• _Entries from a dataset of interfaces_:
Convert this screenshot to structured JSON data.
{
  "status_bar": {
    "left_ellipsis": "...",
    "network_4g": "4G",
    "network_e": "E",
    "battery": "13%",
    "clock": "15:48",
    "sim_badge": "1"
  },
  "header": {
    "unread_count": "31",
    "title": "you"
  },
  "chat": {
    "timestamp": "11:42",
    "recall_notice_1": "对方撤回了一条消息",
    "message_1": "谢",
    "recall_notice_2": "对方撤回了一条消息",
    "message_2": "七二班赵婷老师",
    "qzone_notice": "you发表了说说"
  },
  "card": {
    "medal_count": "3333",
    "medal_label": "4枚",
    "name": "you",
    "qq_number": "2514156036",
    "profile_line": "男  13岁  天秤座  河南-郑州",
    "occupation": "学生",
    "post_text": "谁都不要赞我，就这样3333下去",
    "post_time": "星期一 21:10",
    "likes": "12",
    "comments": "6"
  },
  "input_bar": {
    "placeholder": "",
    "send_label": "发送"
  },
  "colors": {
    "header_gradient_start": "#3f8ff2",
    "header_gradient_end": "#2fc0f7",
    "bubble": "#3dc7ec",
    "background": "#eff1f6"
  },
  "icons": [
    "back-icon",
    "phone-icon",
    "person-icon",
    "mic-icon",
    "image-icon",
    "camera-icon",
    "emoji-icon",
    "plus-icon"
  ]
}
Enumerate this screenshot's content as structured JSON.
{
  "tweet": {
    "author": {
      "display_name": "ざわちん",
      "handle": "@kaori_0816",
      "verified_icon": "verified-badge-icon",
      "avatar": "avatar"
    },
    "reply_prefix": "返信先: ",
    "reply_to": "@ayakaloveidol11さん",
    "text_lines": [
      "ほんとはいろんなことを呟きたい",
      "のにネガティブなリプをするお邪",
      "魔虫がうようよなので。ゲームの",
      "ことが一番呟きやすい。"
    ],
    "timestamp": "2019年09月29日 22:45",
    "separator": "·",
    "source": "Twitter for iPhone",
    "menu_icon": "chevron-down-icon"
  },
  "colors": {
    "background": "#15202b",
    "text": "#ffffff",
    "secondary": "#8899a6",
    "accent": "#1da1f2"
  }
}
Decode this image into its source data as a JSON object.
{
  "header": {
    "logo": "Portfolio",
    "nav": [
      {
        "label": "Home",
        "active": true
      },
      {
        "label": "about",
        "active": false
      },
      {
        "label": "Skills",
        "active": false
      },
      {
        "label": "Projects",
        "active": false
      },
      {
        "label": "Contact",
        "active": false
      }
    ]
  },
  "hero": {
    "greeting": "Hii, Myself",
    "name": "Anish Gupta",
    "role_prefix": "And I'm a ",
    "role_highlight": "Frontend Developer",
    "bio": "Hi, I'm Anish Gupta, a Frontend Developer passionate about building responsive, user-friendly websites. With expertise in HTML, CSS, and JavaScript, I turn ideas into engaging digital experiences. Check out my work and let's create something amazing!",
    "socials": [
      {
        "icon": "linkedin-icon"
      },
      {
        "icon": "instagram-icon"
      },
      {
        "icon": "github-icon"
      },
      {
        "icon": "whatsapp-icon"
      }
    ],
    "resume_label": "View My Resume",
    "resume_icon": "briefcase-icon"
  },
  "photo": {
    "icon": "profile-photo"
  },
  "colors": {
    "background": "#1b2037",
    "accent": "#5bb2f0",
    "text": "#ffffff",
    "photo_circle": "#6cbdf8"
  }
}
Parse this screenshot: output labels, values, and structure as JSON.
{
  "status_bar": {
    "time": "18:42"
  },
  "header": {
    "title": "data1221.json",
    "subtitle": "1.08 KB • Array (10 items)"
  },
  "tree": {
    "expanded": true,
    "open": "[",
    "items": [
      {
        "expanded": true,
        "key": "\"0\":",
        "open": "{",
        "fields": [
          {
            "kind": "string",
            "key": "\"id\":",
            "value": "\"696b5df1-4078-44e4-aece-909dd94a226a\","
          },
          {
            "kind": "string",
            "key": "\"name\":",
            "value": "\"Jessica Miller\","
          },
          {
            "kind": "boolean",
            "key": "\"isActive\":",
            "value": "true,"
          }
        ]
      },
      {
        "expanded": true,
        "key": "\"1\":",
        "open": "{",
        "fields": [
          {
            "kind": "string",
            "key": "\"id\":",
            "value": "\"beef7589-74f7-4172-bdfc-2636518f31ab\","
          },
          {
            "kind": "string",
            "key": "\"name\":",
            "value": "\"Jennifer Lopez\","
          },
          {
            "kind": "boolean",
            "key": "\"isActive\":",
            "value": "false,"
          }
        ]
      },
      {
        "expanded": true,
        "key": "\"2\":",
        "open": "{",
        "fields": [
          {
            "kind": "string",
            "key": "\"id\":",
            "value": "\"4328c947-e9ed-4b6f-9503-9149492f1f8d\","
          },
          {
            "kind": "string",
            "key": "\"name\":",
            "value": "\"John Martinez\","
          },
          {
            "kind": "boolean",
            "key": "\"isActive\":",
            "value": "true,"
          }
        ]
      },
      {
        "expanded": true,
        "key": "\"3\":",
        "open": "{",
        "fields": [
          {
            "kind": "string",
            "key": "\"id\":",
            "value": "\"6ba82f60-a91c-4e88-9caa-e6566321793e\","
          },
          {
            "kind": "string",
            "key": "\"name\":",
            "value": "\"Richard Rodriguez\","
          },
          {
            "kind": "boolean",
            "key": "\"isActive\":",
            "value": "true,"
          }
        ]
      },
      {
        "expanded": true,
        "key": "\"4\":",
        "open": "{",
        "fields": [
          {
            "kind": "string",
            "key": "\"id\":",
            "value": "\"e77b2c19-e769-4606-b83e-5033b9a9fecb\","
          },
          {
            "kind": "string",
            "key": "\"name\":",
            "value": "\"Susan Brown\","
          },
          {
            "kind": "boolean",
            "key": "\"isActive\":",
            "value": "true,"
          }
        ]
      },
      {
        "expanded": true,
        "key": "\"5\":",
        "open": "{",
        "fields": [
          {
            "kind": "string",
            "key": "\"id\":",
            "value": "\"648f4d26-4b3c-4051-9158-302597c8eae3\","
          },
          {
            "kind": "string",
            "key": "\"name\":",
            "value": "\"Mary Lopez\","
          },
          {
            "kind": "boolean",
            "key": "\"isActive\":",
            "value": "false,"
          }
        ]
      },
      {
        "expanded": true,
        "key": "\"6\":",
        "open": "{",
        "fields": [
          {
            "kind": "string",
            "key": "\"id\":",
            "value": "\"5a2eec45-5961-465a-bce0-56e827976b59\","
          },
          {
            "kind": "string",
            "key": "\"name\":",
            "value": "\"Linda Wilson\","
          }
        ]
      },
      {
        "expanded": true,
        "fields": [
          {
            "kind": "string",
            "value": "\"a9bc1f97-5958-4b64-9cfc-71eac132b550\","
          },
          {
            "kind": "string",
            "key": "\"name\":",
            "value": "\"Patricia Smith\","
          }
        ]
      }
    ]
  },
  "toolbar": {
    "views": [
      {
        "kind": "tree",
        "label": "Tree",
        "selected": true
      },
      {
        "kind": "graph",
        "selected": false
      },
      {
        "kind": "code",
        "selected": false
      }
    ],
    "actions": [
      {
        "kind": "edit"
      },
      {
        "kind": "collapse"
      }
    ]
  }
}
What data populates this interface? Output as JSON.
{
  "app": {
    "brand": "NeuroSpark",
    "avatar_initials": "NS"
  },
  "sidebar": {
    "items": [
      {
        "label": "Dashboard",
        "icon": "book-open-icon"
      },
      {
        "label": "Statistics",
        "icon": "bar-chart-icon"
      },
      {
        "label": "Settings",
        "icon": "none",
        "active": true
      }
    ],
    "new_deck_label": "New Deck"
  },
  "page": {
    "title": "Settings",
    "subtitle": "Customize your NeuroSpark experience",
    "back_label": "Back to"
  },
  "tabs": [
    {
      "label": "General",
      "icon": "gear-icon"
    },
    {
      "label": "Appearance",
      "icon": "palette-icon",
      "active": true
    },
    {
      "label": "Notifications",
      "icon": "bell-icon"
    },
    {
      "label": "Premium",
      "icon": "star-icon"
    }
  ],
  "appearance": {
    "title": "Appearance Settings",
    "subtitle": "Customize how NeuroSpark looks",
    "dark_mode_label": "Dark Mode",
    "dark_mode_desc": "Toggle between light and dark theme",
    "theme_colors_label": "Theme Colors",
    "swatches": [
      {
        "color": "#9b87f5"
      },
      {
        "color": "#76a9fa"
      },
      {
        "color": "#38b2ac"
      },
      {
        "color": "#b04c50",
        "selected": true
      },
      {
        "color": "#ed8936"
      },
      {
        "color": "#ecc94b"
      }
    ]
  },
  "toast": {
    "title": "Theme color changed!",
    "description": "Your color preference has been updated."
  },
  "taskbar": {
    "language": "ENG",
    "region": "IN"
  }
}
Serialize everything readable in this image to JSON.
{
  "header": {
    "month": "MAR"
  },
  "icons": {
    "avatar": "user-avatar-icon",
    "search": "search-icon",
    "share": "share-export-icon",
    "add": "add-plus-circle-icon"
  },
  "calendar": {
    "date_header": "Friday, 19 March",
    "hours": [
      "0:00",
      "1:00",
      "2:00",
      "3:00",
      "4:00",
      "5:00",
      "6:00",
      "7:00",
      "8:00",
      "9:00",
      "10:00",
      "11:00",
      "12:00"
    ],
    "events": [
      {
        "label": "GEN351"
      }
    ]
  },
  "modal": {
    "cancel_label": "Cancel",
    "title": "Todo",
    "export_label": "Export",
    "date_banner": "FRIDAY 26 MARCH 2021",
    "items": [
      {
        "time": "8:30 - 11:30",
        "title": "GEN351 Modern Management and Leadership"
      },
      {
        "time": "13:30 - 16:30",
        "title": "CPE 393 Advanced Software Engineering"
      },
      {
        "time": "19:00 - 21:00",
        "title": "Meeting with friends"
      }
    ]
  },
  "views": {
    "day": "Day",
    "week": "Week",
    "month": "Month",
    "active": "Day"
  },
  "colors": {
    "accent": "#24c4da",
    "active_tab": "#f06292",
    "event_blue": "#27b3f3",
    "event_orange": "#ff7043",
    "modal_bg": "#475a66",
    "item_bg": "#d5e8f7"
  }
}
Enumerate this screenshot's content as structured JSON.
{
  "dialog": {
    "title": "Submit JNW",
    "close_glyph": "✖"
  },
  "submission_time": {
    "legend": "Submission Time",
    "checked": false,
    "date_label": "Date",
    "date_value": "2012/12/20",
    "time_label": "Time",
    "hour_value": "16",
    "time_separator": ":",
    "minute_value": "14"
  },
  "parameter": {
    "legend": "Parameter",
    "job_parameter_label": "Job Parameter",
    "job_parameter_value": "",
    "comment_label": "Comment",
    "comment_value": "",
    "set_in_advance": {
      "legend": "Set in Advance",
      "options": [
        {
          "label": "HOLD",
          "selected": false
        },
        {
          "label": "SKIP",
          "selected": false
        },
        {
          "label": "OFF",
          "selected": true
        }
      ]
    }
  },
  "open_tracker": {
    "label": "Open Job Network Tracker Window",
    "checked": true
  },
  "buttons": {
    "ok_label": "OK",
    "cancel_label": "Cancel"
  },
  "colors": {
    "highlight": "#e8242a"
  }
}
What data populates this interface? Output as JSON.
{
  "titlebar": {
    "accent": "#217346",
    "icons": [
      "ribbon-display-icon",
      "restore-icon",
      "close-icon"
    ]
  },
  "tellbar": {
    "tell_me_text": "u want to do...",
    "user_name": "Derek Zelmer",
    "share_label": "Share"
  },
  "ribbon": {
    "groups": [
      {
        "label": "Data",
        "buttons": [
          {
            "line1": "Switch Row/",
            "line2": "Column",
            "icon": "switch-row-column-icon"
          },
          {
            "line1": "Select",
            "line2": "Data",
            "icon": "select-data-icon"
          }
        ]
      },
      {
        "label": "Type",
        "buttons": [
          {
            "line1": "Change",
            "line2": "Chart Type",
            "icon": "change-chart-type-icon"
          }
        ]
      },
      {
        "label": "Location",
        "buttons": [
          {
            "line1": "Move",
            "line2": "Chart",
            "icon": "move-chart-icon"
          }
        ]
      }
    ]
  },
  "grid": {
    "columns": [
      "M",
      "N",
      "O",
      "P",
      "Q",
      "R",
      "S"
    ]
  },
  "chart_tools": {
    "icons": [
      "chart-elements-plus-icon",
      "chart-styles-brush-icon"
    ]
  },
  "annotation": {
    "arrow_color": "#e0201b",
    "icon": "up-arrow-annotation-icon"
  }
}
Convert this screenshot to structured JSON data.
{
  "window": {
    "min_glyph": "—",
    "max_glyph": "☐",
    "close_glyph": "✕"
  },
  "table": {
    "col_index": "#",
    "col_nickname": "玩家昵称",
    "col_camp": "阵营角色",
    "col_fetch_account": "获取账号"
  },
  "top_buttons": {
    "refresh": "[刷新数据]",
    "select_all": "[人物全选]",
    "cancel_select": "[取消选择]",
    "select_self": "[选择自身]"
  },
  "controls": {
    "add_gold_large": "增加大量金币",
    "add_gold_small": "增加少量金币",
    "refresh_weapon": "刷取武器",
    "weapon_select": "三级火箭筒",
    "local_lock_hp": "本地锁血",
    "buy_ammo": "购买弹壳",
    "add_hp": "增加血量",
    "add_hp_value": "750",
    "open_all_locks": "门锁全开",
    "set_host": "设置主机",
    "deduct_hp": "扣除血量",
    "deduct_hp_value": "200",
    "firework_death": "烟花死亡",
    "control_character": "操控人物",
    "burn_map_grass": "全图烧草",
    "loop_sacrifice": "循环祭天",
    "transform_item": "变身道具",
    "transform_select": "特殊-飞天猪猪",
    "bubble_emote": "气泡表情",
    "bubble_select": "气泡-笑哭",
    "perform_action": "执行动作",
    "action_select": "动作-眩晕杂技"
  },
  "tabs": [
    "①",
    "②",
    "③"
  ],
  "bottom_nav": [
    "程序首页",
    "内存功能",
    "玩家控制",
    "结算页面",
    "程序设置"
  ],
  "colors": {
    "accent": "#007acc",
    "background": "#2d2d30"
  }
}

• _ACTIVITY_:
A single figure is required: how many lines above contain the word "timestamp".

• _EXPECTED ANSWER_:
2